EXERCISE
Write out the entire listing exactly, so that each line matches the original.

EXTRACTED INFORMATION
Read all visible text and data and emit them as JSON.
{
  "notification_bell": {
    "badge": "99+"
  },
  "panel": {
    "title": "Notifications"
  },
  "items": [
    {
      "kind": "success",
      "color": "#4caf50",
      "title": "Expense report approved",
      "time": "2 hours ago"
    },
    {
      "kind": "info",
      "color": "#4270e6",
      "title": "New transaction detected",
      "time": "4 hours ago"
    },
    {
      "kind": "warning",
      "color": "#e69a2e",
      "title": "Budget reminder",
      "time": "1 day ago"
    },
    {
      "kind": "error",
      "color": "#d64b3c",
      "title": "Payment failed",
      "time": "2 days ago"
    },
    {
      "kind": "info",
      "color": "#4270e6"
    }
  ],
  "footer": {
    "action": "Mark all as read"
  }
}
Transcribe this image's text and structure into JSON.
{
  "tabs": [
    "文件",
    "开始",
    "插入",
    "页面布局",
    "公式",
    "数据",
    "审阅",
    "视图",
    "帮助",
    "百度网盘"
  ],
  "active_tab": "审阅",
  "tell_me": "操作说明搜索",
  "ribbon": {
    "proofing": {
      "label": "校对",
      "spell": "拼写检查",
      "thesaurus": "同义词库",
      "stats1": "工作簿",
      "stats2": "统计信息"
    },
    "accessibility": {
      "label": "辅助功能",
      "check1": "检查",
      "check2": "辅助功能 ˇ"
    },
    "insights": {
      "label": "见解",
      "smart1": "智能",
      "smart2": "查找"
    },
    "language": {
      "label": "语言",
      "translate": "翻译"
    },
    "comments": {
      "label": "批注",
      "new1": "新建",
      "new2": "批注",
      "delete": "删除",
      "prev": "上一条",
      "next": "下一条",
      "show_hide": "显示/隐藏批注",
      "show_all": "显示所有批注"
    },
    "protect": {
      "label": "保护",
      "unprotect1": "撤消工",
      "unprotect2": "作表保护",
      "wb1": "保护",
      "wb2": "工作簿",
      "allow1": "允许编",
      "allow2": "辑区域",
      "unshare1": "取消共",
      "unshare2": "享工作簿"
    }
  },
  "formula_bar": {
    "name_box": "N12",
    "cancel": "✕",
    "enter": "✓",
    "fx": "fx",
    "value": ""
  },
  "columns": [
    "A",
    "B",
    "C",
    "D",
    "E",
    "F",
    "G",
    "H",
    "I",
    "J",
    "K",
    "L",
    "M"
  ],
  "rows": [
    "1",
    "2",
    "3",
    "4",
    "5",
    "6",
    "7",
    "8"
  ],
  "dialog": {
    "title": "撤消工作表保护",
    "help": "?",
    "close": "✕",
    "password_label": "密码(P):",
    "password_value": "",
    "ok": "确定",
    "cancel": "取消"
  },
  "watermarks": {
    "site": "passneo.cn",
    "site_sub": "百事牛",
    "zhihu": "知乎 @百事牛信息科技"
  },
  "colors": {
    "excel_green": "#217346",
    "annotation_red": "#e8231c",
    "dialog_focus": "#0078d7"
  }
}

SOLUTION TO THE EXERCISE
Read all visible text and data and emit them as JSON.
{
  "notification_bell": {
    "badge": "99+"
  },
  "panel": {
    "title": "Notifications"
  },
  "items": [
    {
      "kind": "success",
      "color": "#4caf50",
      "title": "Expense report approved",
      "time": "2 hours ago"
    },
    {
      "kind": "info",
      "color": "#4270e6",
      "title": "New transaction detected",
      "time": "4 hours ago"
    },
    {
      "kind": "warning",
      "color": "#e69a2e",
      "title": "Budget reminder",
      "time": "1 day ago"
    },
    {
      "kind": "error",
      "color": "#d64b3c",
      "title": "Payment failed",
      "time": "2 days ago"
    },
    {
      "kind": "info",
      "color": "#4270e6"
    }
  ],
  "footer": {
    "action": "Mark all as read"
  }
}
Transcribe this image's text and structure into JSON.
{
  "tabs": [
    "文件",
    "开始",
    "插入",
    "页面布局",
    "公式",
    "数据",
    "审阅",
    "视图",
    "帮助",
    "百度网盘"
  ],
  "active_tab": "审阅",
  "tell_me": "操作说明搜索",
  "ribbon": {
    "proofing": {
      "label": "校对",
      "spell": "拼写检查",
      "thesaurus": "同义词库",
      "stats1": "工作簿",
      "stats2": "统计信息"
    },
    "accessibility": {
      "label": "辅助功能",
      "check1": "检查",
      "check2": "辅助功能 ˇ"
    },
    "insights": {
      "label": "见解",
      "smart1": "智能",
      "smart2": "查找"
    },
    "language": {
      "label": "语言",
      "translate": "翻译"
    },
    "comments": {
      "label": "批注",
      "new1": "新建",
      "new2": "批注",
      "delete": "删除",
      "prev": "上一条",
      "next": "下一条",
      "show_hide": "显示/隐藏批注",
      "show_all": "显示所有批注"
    },
    "protect": {
      "label": "保护",
      "unprotect1": "撤消工",
      "unprotect2": "作表保护",
      "wb1": "保护",
      "wb2": "工作簿",
      "allow1": "允许编",
      "allow2": "辑区域",
      "unshare1": "取消共",
      "unshare2": "享工作簿"
    }
  },
  "formula_bar": {
    "name_box": "N12",
    "cancel": "✕",
    "enter": "✓",
    "fx": "fx",
    "value": ""
  },
  "columns": [
    "A",
    "B",
    "C",
    "D",
    "E",
    "F",
    "G",
    "H",
    "I",
    "J",
    "K",
    "L",
    "M"
  ],
  "rows": [
    "1",
    "2",
    "3",
    "4",
    "5",
    "6",
    "7",
    "8"
  ],
  "dialog": {
    "title": "撤消工作表保护",
    "help": "?",
    "close": "✕",
    "password_label": "密码(P):",
    "password_value": "",
    "ok": "确定",
    "cancel": "取消"
  },
  "watermarks": {
    "site": "passneo.cn",
    "site_sub": "百事牛",
    "zhihu": "知乎 @百事牛信息科技"
  },
  "colors": {
    "excel_green": "#217346",
    "annotation_red": "#e8231c",
    "dialog_focus": "#0078d7"
  }
}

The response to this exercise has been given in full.